● INSTRUCTIONS FOR THE TASK:
Which lines in the records below contain the word "badge"? Copy each one out.

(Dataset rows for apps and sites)
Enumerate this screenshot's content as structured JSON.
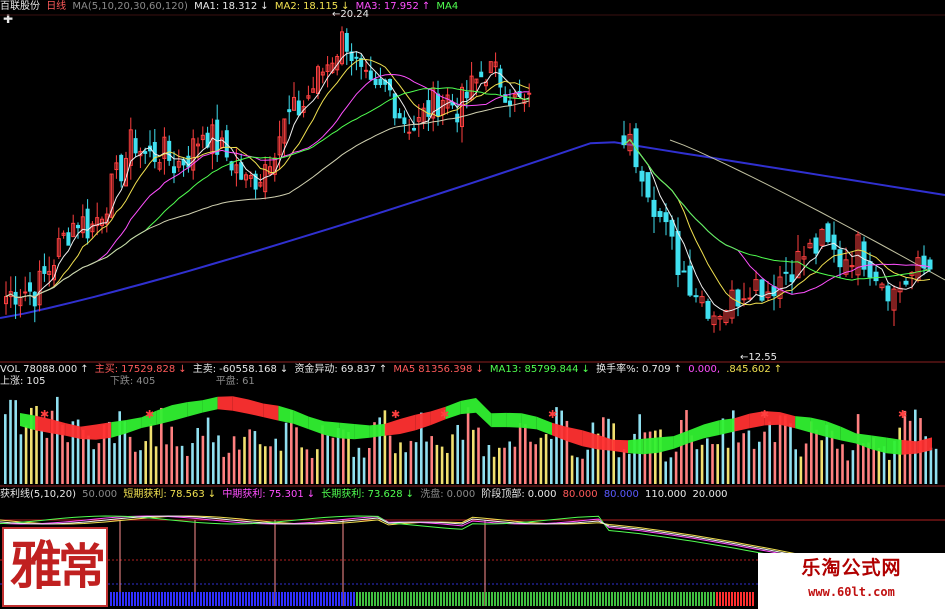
{
  "colors": {
    "up": "#ff4040",
    "down": "#40e0f0",
    "ma1": "#f0f0f0",
    "ma2": "#f0e050",
    "ma3": "#ff50ff",
    "ma4": "#50ff50",
    "ma_long": "#3030d0",
    "vol_ma_fill_green": "#30f030",
    "vol_ma_fill_red": "#ff3030",
    "bar_up": "#ff8080",
    "bar_down": "#90e0f0",
    "bar_yellow": "#f0e070",
    "grid": "#3a1a1a"
  },
  "price_header": {
    "stock_name": "百联股份",
    "period": "日线",
    "ma_def": "MA(5,10,20,30,60,120)",
    "ma1_label": "MA1:",
    "ma1_value": "18.312",
    "ma2_label": "MA2:",
    "ma2_value": "18.115",
    "ma3_label": "MA3:",
    "ma3_value": "17.952",
    "ma4_label": "MA4"
  },
  "annotations": {
    "high": "20.24",
    "low": "12.55"
  },
  "volume_header": {
    "vol_label": "VOL",
    "vol_value": "78088.000",
    "buy_label": "主买:",
    "buy_value": "17529.828",
    "sell_label": "主卖:",
    "sell_value": "-60558.168",
    "fund_label": "资金异动:",
    "fund_value": "69.837",
    "ma5_label": "MA5",
    "ma5_value": "81356.398",
    "ma13_label": "MA13:",
    "ma13_value": "85799.844",
    "turnover_label": "换手率%:",
    "turnover_value": "0.709",
    "extra1": "0.000,",
    "extra2": ".845.602"
  },
  "breadth": {
    "up_label": "上涨:",
    "up_value": "105",
    "down_label": "下跌:",
    "down_value": "405",
    "flat_label": "平盘:",
    "flat_value": "61"
  },
  "profit_header": {
    "name": "获利线(5,10,20)",
    "v50": "50.000",
    "short_label": "短期获利:",
    "short_value": "78.563",
    "mid_label": "中期获利:",
    "mid_value": "75.301",
    "long_label": "长期获利:",
    "long_value": "73.628",
    "wash_label": "洗盘:",
    "wash_value": "0.000",
    "top_label": "阶段顶部:",
    "top_value": "0.000",
    "v80a": "80.000",
    "v80b": "80.000",
    "v110": "110.000",
    "v20": "20.000"
  },
  "stamp": {
    "chars": [
      "雅",
      "常"
    ]
  },
  "watermark": {
    "title": "乐淘公式网",
    "url": "www.60lt.com"
  },
  "chart_data": {
    "type": "candlestick",
    "title": "",
    "xlabel": "",
    "ylabel": "",
    "price_range": [
      11.5,
      20.6
    ],
    "price_high": 20.24,
    "price_low": 12.55,
    "gap_note": "",
    "segments": [
      {
        "name": "",
        "closes_seed": [
          13.1,
          13.3,
          13.2,
          13.8,
          14.6,
          15.2,
          14.9,
          15.6,
          16.4,
          17.3,
          16.8,
          17.0,
          16.6,
          16.9,
          17.6,
          17.1,
          16.7,
          16.1,
          16.4,
          17.2,
          17.9,
          18.2,
          18.9,
          19.5,
          20.1,
          19.0,
          18.4,
          18.7,
          17.9,
          17.6,
          18.2,
          18.5,
          18.1,
          18.7,
          19.2,
          18.9,
          18.3,
          18.2
        ]
      },
      {
        "name": "",
        "closes_seed": [
          17.4,
          16.6,
          15.2,
          14.0,
          13.3,
          12.7,
          13.0,
          13.5,
          13.3,
          13.8,
          14.2,
          14.5,
          14.1,
          14.4,
          13.8,
          13.2,
          13.7,
          13.9
        ]
      }
    ]
  }
}
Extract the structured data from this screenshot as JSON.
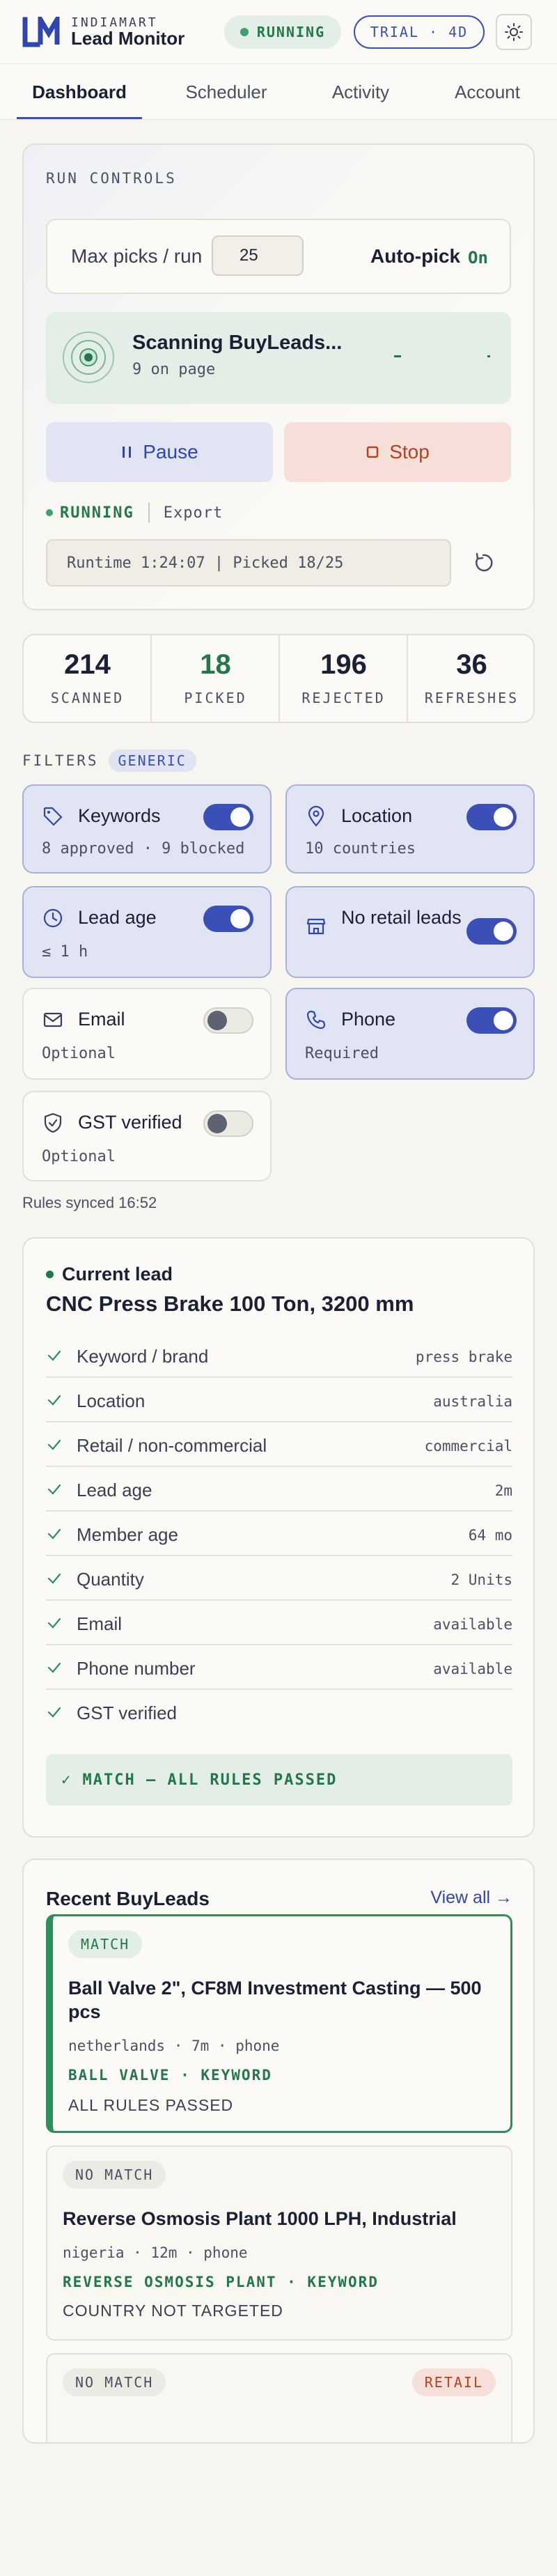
{
  "app": {
    "brand_small": "INDIAMART",
    "brand_name": "Lead Monitor",
    "status_pill": "RUNNING",
    "trial_pill": "TRIAL · 4D"
  },
  "tabs": [
    {
      "label": "Dashboard",
      "active": true
    },
    {
      "label": "Scheduler",
      "active": false
    },
    {
      "label": "Activity",
      "active": false
    },
    {
      "label": "Account",
      "active": false
    }
  ],
  "run_controls": {
    "title": "RUN CONTROLS",
    "max_picks_label": "Max picks / run",
    "max_picks_value": "25",
    "autopick_label": "Auto-pick",
    "autopick_value": "On",
    "scan_title": "Scanning BuyLeads...",
    "scan_sub": "9 on page",
    "pause_label": "Pause",
    "stop_label": "Stop",
    "status_text": "RUNNING",
    "export_label": "Export",
    "runtime_text": "Runtime 1:24:07 | Picked 18/25"
  },
  "stats": [
    {
      "value": "214",
      "label": "SCANNED"
    },
    {
      "value": "18",
      "label": "PICKED"
    },
    {
      "value": "196",
      "label": "REJECTED"
    },
    {
      "value": "36",
      "label": "REFRESHES"
    }
  ],
  "filters": {
    "title": "FILTERS",
    "badge": "GENERIC",
    "items": [
      {
        "title": "Keywords",
        "sub": "8 approved · 9 blocked",
        "on": true,
        "icon": "tag-icon"
      },
      {
        "title": "Location",
        "sub": "10 countries",
        "on": true,
        "icon": "map-pin-icon"
      },
      {
        "title": "Lead age",
        "sub": "≤ 1 h",
        "on": true,
        "icon": "clock-icon"
      },
      {
        "title": "No retail leads",
        "sub": "",
        "on": true,
        "icon": "store-icon"
      },
      {
        "title": "Email",
        "sub": "Optional",
        "on": false,
        "icon": "mail-icon"
      },
      {
        "title": "Phone",
        "sub": "Required",
        "on": true,
        "icon": "phone-icon"
      },
      {
        "title": "GST verified",
        "sub": "Optional",
        "on": false,
        "icon": "shield-check-icon"
      }
    ],
    "synced": "Rules synced 16:52"
  },
  "current_lead": {
    "label": "Current lead",
    "title": "CNC Press Brake 100 Ton, 3200 mm",
    "rules": [
      {
        "name": "Keyword / brand",
        "value": "press brake"
      },
      {
        "name": "Location",
        "value": "australia"
      },
      {
        "name": "Retail / non-commercial",
        "value": "commercial"
      },
      {
        "name": "Lead age",
        "value": "2m"
      },
      {
        "name": "Member age",
        "value": "64 mo"
      },
      {
        "name": "Quantity",
        "value": "2 Units"
      },
      {
        "name": "Email",
        "value": "available"
      },
      {
        "name": "Phone number",
        "value": "available"
      },
      {
        "name": "GST verified",
        "value": ""
      }
    ],
    "result": "✓ MATCH — ALL RULES PASSED"
  },
  "recent": {
    "title": "Recent BuyLeads",
    "view_all": "View all →",
    "items": [
      {
        "badge": "MATCH",
        "title": "Ball Valve 2\", CF8M Investment Casting — 500 pcs",
        "meta": "netherlands · 7m · phone",
        "keyword": "BALL VALVE · KEYWORD",
        "reason": "ALL RULES PASSED"
      },
      {
        "badge": "NO MATCH",
        "title": "Reverse Osmosis Plant 1000 LPH, Industrial",
        "meta": "nigeria · 12m · phone",
        "keyword": "REVERSE OSMOSIS PLANT · KEYWORD",
        "reason": "COUNTRY NOT TARGETED"
      },
      {
        "badge": "NO MATCH",
        "tag": "RETAIL"
      }
    ]
  },
  "colors": {
    "accent": "#3a50b8",
    "success": "#23784b",
    "danger": "#b2431f",
    "background": "#f6f5ef"
  }
}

● SOLUTION TO THIS TASK:
    "badge": "GENERIC",
        "badge": "MATCH",
        "badge": "NO MATCH",
        "badge": "NO MATCH",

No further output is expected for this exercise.